The issue comes down to the amount of precip/snowfall we see as there are big differences in the computer models when it comes to that.
The NAM guidance has really taken off in terms of how much snow this system will produce on Thursday with a general 2-5″ snowfall in much of northeast Minnesota and northwest Wisconsin while the European model shows a lot less snow except in the Arrowhead and for eastern portions of northwest Wisconsin. The majority of the computer models are siding more with the NAM guidance (although with slightly lower snow amounts) compared to the Euro model.
Snow is expected to develop early Thursday morning over parts of northeast and east-central Minnesota and northwest Wisconsin with snow continuing during the day Thursday before ending from west to east late Thursday afternoon/early evening.
For Duluth and Superior: Some snow is possible after 3 AM tonight, with a better chance for some snow coming in the 7 AM to 1 PM Thursday time frame.
18z NAM 3km model simulated radar forecast valid from Midnight tonight to 6 PM Thursday.
Trying to come up with a snowfall forecast for Thursday’s system has proven to be a tad difficult this afternoon since the guidance is all over the place, but this is what I’ve come up with for possible snowfall amounts for Thursday.
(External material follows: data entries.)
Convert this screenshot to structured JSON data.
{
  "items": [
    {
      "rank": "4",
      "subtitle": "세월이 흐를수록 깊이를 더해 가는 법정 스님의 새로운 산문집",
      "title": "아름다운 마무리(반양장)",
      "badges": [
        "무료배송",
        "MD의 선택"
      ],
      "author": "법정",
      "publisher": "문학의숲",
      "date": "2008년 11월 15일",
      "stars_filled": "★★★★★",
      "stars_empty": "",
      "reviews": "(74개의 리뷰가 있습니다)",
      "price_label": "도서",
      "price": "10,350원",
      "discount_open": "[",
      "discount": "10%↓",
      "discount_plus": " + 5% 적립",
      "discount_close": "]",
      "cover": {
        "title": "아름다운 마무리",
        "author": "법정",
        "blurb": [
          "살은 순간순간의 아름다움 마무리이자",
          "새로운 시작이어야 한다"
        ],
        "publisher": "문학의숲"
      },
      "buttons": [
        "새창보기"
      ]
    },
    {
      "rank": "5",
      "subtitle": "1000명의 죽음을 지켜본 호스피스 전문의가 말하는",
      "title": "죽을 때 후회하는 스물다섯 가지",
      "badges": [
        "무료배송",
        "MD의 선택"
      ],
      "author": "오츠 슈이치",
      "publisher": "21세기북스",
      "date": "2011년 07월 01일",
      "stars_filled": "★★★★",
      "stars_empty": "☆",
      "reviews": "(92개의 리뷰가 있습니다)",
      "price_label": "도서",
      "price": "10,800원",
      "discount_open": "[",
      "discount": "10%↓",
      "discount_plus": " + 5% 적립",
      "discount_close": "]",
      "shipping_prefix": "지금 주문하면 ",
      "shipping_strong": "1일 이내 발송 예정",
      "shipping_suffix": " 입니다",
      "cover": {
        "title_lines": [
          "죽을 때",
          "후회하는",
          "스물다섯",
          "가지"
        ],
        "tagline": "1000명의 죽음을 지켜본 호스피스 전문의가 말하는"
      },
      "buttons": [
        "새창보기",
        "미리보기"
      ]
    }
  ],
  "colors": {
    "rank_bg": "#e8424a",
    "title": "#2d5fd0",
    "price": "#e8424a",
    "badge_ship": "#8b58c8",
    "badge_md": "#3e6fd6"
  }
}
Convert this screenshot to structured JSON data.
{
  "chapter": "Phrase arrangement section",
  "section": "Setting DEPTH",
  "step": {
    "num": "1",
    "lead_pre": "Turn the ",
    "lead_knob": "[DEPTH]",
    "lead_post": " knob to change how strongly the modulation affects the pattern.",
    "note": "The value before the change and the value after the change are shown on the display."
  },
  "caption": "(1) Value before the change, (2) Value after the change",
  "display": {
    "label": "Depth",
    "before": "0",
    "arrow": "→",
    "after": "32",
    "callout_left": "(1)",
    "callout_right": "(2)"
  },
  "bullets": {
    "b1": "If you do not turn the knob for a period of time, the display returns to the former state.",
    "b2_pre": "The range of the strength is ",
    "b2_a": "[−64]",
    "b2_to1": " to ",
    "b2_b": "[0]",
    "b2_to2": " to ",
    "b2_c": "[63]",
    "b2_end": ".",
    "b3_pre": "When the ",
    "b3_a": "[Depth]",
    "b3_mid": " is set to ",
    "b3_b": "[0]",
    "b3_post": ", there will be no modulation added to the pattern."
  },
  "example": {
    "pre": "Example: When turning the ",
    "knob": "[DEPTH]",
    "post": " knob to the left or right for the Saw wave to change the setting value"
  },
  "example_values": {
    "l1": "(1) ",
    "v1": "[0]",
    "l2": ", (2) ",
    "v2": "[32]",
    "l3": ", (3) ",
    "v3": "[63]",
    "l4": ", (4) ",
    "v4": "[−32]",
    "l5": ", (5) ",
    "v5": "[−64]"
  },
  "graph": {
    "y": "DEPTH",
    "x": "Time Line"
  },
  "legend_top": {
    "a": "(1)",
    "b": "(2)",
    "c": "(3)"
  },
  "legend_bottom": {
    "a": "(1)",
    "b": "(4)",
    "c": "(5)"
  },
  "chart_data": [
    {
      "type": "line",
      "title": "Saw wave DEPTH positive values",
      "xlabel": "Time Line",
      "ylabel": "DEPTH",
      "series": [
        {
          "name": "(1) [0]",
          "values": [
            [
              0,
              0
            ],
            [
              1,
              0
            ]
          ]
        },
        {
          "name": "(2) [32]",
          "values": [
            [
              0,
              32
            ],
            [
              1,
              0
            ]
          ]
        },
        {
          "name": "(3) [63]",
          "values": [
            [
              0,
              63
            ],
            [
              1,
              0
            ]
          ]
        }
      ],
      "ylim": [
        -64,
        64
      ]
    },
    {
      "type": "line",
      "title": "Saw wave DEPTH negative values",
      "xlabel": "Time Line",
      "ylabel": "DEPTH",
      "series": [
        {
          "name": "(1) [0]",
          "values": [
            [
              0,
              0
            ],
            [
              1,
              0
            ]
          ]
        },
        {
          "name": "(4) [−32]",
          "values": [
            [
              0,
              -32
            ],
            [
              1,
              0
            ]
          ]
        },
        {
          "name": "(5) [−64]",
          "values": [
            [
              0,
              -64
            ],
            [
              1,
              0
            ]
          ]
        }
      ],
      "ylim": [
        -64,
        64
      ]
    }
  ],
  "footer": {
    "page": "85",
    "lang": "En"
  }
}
Note: Bust potential is quite high with this system as snow amounts could end up higher or lower than what I have shown on the map below, could go either way.
…Winter Storm Friday through Saturday morning…
NWS hazards map as of 4:35 PM Wednesday, December 8, 2021.
Areas in red and yellow on the image below have the highest chance for exceeding warning criteria snowfall on Friday (6 inches/12 hours, or 8 inches/24 hours).
Heads up if you have travel plans that take you to southern Minnesota or central Wisconsin Friday into Saturday morning as Moderate to Minor potential winter storm impacts covers those areas.
…Storm Threat mid to late next week (~December 15-17, 2021)…
The upper-level pattern for next week is one that can lead to a storm coming out of the Rockies as will see an upper-level trough dig south across the western U.S. while a strong ridge builds NE across the Midwest and Great Lakes.
The computer models have been hinting at a big storm moving NE out of the Rockies for mid to late next week, but at the moment the storm track is well to our west which puts the Northland squarely on the warm side of this potential system which increases the odds will see rain instead of ice or snow, but since we’re talking about a system that is a week away, we could certainly see the storm track shift, and also for the storm to come in weaker or even stronger than what the computer models show right now.
Even more interesting is the fact the computer models are generating quite a bit of CAPE (instability) for next Wednesday-Thursday, and should this verify, we may even see a few thunderstorms in parts of Minnesota and Wisconsin next week.
Potential storm for mid to late next week may also produce very strong winds, with gusts of 40-50+ mph possible in the Northland Wednesday-Thursday, with near hurricane force wind gusts possible on Lake Superior (70+ mph). Wind direction would be from the south on Wednesday, then out of the west on Thursday.